Things You Can Do to Fight off the Winter Blues
It’s that time of the year again: when the days are shorter, the wind bitingly cold, and the ground covered in snow. With everything around you looking so bleak, Millennium Dental has put together a list of 10 things you can do to fight off the winter blues.
1. Have lunch with a friend.
Sharing a meal with a friend is one of the quickest ways to lift your spirits, particularly if you’ve been cooped up all alone or surrounded by people who either frequently get on your nerves or are your harshest critics.
Call one of your friends and invite them to brunch at Prim & Proper, a restaurant in The Shops at Legacy West. You can have a glass of wine, share a cheese board, and reminisce about the good ‘ol days. Whatever you decide to do, you’ll both leave there smiling from ear to ear.
2. Go for a walk.
If you don’t feel safe meeting someone in a public place during a pandemic, then consider going for a solitary walk. It may sound counter-intuitive to go outside where it’s colder, but the fresh air alone will do wonders for your physical and mental health.
Take several big cleansing breaths as you walk, making sure your inhales are as long as your exhales. Try to clear your head of any thoughts, worries, and concerns. Notice how your toes are grounded to the earth, the way the cold wind makes your ears feel, and stay in the present moment.
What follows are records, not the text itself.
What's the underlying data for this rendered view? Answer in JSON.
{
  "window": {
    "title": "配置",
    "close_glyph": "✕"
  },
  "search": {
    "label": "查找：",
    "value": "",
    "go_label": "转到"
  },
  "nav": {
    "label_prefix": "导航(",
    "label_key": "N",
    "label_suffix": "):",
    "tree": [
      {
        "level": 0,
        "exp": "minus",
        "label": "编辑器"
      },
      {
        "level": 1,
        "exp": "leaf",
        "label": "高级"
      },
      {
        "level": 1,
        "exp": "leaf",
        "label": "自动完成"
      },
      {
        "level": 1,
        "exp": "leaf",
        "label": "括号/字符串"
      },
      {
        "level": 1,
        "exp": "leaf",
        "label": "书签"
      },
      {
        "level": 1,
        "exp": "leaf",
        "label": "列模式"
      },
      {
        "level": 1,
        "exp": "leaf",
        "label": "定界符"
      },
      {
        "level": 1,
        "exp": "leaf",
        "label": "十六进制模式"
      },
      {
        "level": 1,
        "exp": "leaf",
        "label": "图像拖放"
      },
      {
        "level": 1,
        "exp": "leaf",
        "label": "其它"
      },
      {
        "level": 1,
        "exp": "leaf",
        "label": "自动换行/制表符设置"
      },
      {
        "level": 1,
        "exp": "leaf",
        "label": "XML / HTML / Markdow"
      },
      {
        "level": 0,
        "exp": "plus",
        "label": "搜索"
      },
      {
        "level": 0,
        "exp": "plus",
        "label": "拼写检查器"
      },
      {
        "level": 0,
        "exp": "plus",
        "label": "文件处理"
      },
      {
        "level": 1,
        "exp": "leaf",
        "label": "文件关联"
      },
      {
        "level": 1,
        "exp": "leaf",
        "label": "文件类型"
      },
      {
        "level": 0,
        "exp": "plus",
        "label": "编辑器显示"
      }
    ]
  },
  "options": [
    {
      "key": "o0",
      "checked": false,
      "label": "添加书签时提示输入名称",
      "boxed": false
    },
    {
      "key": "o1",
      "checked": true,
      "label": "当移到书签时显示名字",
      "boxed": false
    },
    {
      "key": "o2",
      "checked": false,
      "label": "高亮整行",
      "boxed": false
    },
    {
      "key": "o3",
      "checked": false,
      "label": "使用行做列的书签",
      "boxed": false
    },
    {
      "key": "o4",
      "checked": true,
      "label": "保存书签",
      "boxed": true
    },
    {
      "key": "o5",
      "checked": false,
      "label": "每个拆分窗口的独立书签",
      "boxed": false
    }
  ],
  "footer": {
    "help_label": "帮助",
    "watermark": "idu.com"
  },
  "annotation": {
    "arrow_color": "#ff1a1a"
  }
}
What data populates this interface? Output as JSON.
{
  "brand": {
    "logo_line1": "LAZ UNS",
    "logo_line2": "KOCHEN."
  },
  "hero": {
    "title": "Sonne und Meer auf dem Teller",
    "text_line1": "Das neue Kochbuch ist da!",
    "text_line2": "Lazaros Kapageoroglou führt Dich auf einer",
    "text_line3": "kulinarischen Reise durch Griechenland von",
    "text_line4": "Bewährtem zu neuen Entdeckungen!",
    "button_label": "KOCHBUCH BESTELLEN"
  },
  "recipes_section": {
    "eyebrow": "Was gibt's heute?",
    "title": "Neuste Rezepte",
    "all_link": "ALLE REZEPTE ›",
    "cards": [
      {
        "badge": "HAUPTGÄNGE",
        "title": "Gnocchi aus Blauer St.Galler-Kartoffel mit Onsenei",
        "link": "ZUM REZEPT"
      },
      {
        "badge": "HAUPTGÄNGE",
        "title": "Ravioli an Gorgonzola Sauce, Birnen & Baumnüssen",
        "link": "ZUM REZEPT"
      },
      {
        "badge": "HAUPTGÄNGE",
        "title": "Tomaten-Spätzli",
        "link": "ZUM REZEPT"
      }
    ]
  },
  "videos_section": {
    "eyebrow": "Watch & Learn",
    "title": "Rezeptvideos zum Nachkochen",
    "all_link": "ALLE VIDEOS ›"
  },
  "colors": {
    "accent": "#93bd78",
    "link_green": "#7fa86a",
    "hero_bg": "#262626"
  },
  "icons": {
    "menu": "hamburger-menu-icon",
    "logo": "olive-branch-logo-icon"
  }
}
3. Get more vitamin D.
Quick: do you know which hormone controls your mood? Yes, it’s serotonin. But do you also know where we get it from? Surprisingly—vitamin D. And one great source of it is the sun.
Even as you trudge through the snow with no rays in sight, your body is absorbing the natural sunlight. You can also increase your serotonin levels by simply sitting next to a window that lets in some sun for one or two hours a day. Alternatively, there’s always vitamin D supplements, but like my mother always says, “Nature is the best medicine.”
4. Consider light therapy.
If you’ve tried the above and your spirits are still low, you may benefit from a little light therapy. So how does this work? You’ll sit in front of a light box every morning for around 20 to 60 minutes. The idea behind it is that daily exposure to the bright artificial light will compensate for the diminished natural sunlight. Many people choose to do it as they get ready for the day or just sit and read a book or catch up on work.
You should, however, know that light therapy doesn’t work for everyone because some people may need more than the 10,000 lux. We recommend you seek professional help from your doctor before starting this treatment.
5. Go see Dr. Harrison.
Sometimes the winter blues have nothing to do with the weather. You’ve slowed down and started to notice things. The gap next to your upper canines has started looking bigger. A cavity you haven’t got around to telling your dentist about becomes one of the first things you think about in the morning. And let’s not start with the disheartening TV show hosts and their bright killer smiles.
If the last three sentences are you, then it’s time you went to see Dr. Harrison. She can give you dental implants to replace a lost tooth, offer fluoride treatment for your cavity, and whiten your teeth by up to nine shades. You’ll not only restore your chewing function, but you’ll also get a feel-good boost from seeing how great your smile looks—just in time for Valentine’s Day.
6. Just dance.
This one is simple: put on your favorite music and start moving to the beat. You don’t even have to dab or Gangnam style. Moving your arms around like you just don’t care will do the trick. You’ll activate the pleasure centers of your brain and release mood-elevating endorphins. Not to mention that an energetic dance around the room is excellent exercise…
7. Start exercising.
For some people, dancing can make you feel self-conscious, if that’s you, don’t sweat it. Moving your muscles, whether it’s through spinning, yoga, swimming, or running, also releases endorphins. Aim to do at least three hours of cardio or aerobic exercises every week.
To start you off, check the spin classes at Neon + Cycle Strength. You’ll have access to child care as you work out as well as a full smoothie bar. And if you want some additional heat, Yoga Factory has a warm yoga studio at The Shops at Legacy in Plano.
Writing your thoughts down usually doesn’t get enough credit as a way to combat the blues. But look at it this way: if you put down on paper what you’re thinking—stuff you’re worried or anxious about—you can read it the next day and things won’t look so bleak. Instead of being the person with a problem, you’ll be thinking of a way to solve it—just like you do for your friends and your kids.
9. Social media cleanse.
Reducing screen time should have been the first thing on this list but we wanted to start off with some quick fixes, get you comfortable and then—bam!—ask you to take a break from social media.
Yes, you’re probably cooped up at home with little to do, and looking at pictures of people sun-basking or swimming in the tropics keeps the boredom away. But it’s counterproductive. A University of Michigan study found it actually makes you sadder to see other people happy.
Take a break from screens, go on a social media cleanse, and lift your spirits.
10. Seek professional help.
If you’ve tried everything on this list (and then some) and nothing seems to be working, it’s time to seek professional help. A therapist can help you manage depression and even prescribe antidepressants if what you’re feeling is more than winter blues. See your doctor for some advice or visit Mental Health America for some more options. Asking for help can be a relief and start you on a journey to a happier you.